The Spanish language has consistently been borrowing words from other languages since it emerged as its own language. Azúcar(sugar), aguacate(avocado), and chao(bye) are all préstamos lingüísticos(loanwords). Can you guess which languages these words come from? Keep reading to find out!

Spanish Words of Indigenous Origin

Starting in the fifteenth century, Spanish conquistadors invaded and conquered indigenous civilizations throughout the Americas. Thousands of Spaniards poured into the New World seeking land and gold. It’s no wonder, then, that hundreds of Spanish words come from Nahuatl, Mayan, Quechua, and other indigenous languages of the Americas.

The Spaniards borrowed terms for previously unknown indigenous concepts like plants, animals, tools, and traditions. Let's take a look at some examples!

Indigenous LanguageRegionIndigenous WordsSpanish Words
NahuatlMesoamericamapach, coyotl, ahuacatlmapache(raccoon), coyote(coyote), aguacate(avocado)
QuechuaAndean region of South America (Inca Empire)kancha, allpaqa, kinúwacancha(field), alpaca(alpaca), quinua(quinoa)
TaínoCaribbeanjurakan, hamaka, zavanahuracán(hurricane), hamaca(hammock), sabana(savanna)

Click here to learn more about Spanish words of Nahuatl origin!

Spanish Words of Arabic Origin

After Latin, Arabic has made the greatest contribution to the Spanish language.

In 711, Moorish forces from Northern Africa crossed the Strait of Gibraltar and conquered Visigothic Spain.

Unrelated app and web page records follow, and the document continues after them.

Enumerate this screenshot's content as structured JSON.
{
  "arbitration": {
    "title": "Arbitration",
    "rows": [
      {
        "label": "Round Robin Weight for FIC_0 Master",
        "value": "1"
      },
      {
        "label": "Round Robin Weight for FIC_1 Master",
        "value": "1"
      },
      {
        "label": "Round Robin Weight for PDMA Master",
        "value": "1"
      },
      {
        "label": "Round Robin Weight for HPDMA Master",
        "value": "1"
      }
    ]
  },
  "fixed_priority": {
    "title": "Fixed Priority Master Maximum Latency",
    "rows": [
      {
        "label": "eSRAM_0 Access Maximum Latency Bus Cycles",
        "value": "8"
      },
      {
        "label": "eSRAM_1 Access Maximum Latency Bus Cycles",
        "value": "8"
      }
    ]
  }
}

Al-Andalus was the cultural epicenter of Europe where science, art, and architecture flourished. When the Christians reconquered the Iberian Peninsula in 1492, they adopted much of the Arabic culture and, in turn, absorbed Arabic words.

Let’s take a look at some of the most common Spanish words of Arabic origin!

irrigation channel
law šá lláh
playing card

Click here to learn more Spanish words that come from Arabic!

Spanish Words of English Origin

Hundreds of anglicisms have been borrowed into the Spanish language, many of which have kept the same exact spelling.

Golf(golf), rugby(rugby), surf(surf), and many other words related to sports come from English, as well as the names for most genres of music, such as jazz(jazz), pop(pop), and rock(rock).

English is arguably the language of technology, so it comes as no surprise that many vocabulary words in this field have been borrowed into Spanish. Email(email), clic(click), and chat(chat) are just a few common tech words used in Spanish.

And let’s not forget about food and drink! When you go to a restaurant in a Spanish-speaking country, you might be surprised to hear your waiter using words like beicon(bacon), sándwich(sandwich), and cóctel(cocktail).

Romance Languages

Spanish, French, Italian, Portuguese, and Romanian are the primary lenguas romances(Romance languages), or languages based on Latin. Due to their shared heritage, many vocabulary words are written and pronounced very similarly.

However, some of the other words that Spanish shares with other Romance languages have been borrowed, which means they never existed in Latin. Let’s take a closer look at some terms Spanish has borrowed from other Romance languages!


Spanish has been borrowing words from French since the Middle Ages. There was an increase of French words adopted into the Spanish language in the 18th century when French fashion and culture were predominant at the Spanish court. Fashion-related French words like percale, brassier, and babouche became percal(percale), brasier(bra), and babucha(harem pants).


If you guessed that chao(bye) comes from Italian, you were right! Chao comes from the informal salutation ciao.

Most Italian words were borrowed into the Spanish language during the Italian Renaissance, but there has been a relatively recent wave of loanwords as well.

If you’ve ever been to Montevideo, there’s no doubt you noticed the abundance of Italian restaurants. Have you been to Buenos Aires? The gelato shops look exactly like the ones in Rome. In the late 19th and early 20th centuries, the River Plate experienced a massive influx of Italian immigrants who enriched the local culture and everyday speech.

Italian words were quickly adopted into español rioplatense(Spanish spoken in the River Plate). The Italian word muffa became mufa(bad luck), lavorare was slightly modified to laburar(to work), fiacca turned into fiaca(laziness).

Click here to learn about lunfardo, the Italian-influenced slang spoken in Buenos Aires.


Due to their high level of language contact, many words in Spanish come directly from Portuguese.

Maracuyá(passion fruit) comes from the Portuguese word maracujá, pagoda(pagoda) stems from the Portuguese root pagode, and barullo(racket) comes from the Portuguese word barulho, meaning noise.